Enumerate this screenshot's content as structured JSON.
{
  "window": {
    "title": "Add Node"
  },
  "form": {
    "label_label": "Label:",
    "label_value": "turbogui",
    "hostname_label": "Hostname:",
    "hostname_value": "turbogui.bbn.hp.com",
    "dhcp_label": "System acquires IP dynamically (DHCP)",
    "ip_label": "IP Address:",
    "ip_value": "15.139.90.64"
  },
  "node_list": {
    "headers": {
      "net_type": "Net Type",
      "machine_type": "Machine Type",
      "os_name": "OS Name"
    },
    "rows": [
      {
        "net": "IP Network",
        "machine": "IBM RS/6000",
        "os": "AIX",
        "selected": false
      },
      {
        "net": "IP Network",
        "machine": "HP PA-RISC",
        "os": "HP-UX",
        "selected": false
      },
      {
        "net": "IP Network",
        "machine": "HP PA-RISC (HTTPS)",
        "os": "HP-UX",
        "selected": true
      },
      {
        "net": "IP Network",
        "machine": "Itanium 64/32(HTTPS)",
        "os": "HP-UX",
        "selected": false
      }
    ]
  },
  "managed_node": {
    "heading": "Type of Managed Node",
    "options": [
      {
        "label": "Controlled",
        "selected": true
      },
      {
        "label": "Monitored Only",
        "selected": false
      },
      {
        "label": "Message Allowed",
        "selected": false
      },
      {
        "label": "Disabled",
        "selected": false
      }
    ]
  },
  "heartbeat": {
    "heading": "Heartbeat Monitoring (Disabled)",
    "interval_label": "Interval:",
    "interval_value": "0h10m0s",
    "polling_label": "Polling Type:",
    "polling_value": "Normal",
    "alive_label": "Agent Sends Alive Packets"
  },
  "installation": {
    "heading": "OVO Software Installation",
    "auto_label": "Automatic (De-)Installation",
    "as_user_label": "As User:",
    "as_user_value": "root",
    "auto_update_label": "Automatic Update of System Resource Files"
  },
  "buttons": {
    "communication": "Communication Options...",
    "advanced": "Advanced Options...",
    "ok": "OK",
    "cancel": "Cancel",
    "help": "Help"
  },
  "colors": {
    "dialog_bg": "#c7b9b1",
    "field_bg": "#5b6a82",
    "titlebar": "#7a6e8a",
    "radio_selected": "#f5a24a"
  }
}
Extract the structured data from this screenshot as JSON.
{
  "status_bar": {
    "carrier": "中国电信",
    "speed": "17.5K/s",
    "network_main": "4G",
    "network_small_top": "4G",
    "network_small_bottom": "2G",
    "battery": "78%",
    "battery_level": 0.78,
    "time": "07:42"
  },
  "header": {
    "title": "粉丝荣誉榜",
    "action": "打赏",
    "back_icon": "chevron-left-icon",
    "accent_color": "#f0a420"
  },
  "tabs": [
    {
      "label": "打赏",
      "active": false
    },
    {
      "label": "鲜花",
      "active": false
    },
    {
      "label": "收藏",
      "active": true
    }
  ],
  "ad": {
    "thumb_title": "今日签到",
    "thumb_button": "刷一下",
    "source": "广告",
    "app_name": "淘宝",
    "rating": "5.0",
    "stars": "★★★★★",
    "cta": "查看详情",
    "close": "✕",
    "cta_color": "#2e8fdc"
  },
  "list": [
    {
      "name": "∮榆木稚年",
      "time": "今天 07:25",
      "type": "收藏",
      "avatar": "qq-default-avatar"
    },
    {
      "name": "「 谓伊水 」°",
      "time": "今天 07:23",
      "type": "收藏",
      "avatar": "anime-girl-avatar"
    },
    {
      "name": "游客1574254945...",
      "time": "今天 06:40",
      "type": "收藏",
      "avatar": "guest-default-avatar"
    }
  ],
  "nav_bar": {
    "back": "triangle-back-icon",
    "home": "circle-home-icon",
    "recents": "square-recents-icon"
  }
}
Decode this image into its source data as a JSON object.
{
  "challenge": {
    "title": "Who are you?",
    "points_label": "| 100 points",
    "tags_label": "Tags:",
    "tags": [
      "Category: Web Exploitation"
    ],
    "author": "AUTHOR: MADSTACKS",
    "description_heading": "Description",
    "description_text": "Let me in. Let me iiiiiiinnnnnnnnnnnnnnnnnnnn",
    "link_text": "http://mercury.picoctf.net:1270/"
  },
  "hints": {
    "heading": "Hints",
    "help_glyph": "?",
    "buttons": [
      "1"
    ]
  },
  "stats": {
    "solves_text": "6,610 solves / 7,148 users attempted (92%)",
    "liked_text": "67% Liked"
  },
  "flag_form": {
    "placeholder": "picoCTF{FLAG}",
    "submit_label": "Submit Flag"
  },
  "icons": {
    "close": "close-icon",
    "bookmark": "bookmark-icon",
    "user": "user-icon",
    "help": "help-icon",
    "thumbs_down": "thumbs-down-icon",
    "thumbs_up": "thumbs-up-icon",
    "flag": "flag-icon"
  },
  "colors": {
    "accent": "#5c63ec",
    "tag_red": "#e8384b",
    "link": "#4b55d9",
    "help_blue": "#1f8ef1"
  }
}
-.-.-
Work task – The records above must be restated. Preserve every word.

Solution for this problem –
Enumerate this screenshot's content as structured JSON.
{
  "window": {
    "title": "Add Node"
  },
  "form": {
    "label_label": "Label:",
    "label_value": "turbogui",
    "hostname_label": "Hostname:",
    "hostname_value": "turbogui.bbn.hp.com",
    "dhcp_label": "System acquires IP dynamically (DHCP)",
    "ip_label": "IP Address:",
    "ip_value": "15.139.90.64"
  },
  "node_list": {
    "headers": {
      "net_type": "Net Type",
      "machine_type": "Machine Type",
      "os_name": "OS Name"
    },
    "rows": [
      {
        "net": "IP Network",
        "machine": "IBM RS/6000",
        "os": "AIX",
        "selected": false
      },
      {
        "net": "IP Network",
        "machine": "HP PA-RISC",
        "os": "HP-UX",
        "selected": false
      },
      {
        "net": "IP Network",
        "machine": "HP PA-RISC (HTTPS)",
        "os": "HP-UX",
        "selected": true
      },
      {
        "net": "IP Network",
        "machine": "Itanium 64/32(HTTPS)",
        "os": "HP-UX",
        "selected": false
      }
    ]
  },
  "managed_node": {
    "heading": "Type of Managed Node",
    "options": [
      {
        "label": "Controlled",
        "selected": true
      },
      {
        "label": "Monitored Only",
        "selected": false
      },
      {
        "label": "Message Allowed",
        "selected": false
      },
      {
        "label": "Disabled",
        "selected": false
      }
    ]
  },
  "heartbeat": {
    "heading": "Heartbeat Monitoring (Disabled)",
    "interval_label": "Interval:",
    "interval_value": "0h10m0s",
    "polling_label": "Polling Type:",
    "polling_value": "Normal",
    "alive_label": "Agent Sends Alive Packets"
  },
  "installation": {
    "heading": "OVO Software Installation",
    "auto_label": "Automatic (De-)Installation",
    "as_user_label": "As User:",
    "as_user_value": "root",
    "auto_update_label": "Automatic Update of System Resource Files"
  },
  "buttons": {
    "communication": "Communication Options...",
    "advanced": "Advanced Options...",
    "ok": "OK",
    "cancel": "Cancel",
    "help": "Help"
  },
  "colors": {
    "dialog_bg": "#c7b9b1",
    "field_bg": "#5b6a82",
    "titlebar": "#7a6e8a",
    "radio_selected": "#f5a24a"
  }
}
Extract the structured data from this screenshot as JSON.
{
  "status_bar": {
    "carrier": "中国电信",
    "speed": "17.5K/s",
    "network_main": "4G",
    "network_small_top": "4G",
    "network_small_bottom": "2G",
    "battery": "78%",
    "battery_level": 0.78,
    "time": "07:42"
  },
  "header": {
    "title": "粉丝荣誉榜",
    "action": "打赏",
    "back_icon": "chevron-left-icon",
    "accent_color": "#f0a420"
  },
  "tabs": [
    {
      "label": "打赏",
      "active": false
    },
    {
      "label": "鲜花",
      "active": false
    },
    {
      "label": "收藏",
      "active": true
    }
  ],
  "ad": {
    "thumb_title": "今日签到",
    "thumb_button": "刷一下",
    "source": "广告",
    "app_name": "淘宝",
    "rating": "5.0",
    "stars": "★★★★★",
    "cta": "查看详情",
    "close": "✕",
    "cta_color": "#2e8fdc"
  },
  "list": [
    {
      "name": "∮榆木稚年",
      "time": "今天 07:25",
      "type": "收藏",
      "avatar": "qq-default-avatar"
    },
    {
      "name": "「 谓伊水 」°",
      "time": "今天 07:23",
      "type": "收藏",
      "avatar": "anime-girl-avatar"
    },
    {
      "name": "游客1574254945...",
      "time": "今天 06:40",
      "type": "收藏",
      "avatar": "guest-default-avatar"
    }
  ],
  "nav_bar": {
    "back": "triangle-back-icon",
    "home": "circle-home-icon",
    "recents": "square-recents-icon"
  }
}
Decode this image into its source data as a JSON object.
{
  "challenge": {
    "title": "Who are you?",
    "points_label": "| 100 points",
    "tags_label": "Tags:",
    "tags": [
      "Category: Web Exploitation"
    ],
    "author": "AUTHOR: MADSTACKS",
    "description_heading": "Description",
    "description_text": "Let me in. Let me iiiiiiinnnnnnnnnnnnnnnnnnnn",
    "link_text": "http://mercury.picoctf.net:1270/"
  },
  "hints": {
    "heading": "Hints",
    "help_glyph": "?",
    "buttons": [
      "1"
    ]
  },
  "stats": {
    "solves_text": "6,610 solves / 7,148 users attempted (92%)",
    "liked_text": "67% Liked"
  },
  "flag_form": {
    "placeholder": "picoCTF{FLAG}",
    "submit_label": "Submit Flag"
  },
  "icons": {
    "close": "close-icon",
    "bookmark": "bookmark-icon",
    "user": "user-icon",
    "help": "help-icon",
    "thumbs_down": "thumbs-down-icon",
    "thumbs_up": "thumbs-up-icon",
    "flag": "flag-icon"
  },
  "colors": {
    "accent": "#5c63ec",
    "tag_red": "#e8384b",
    "link": "#4b55d9",
    "help_blue": "#1f8ef1"
  }
}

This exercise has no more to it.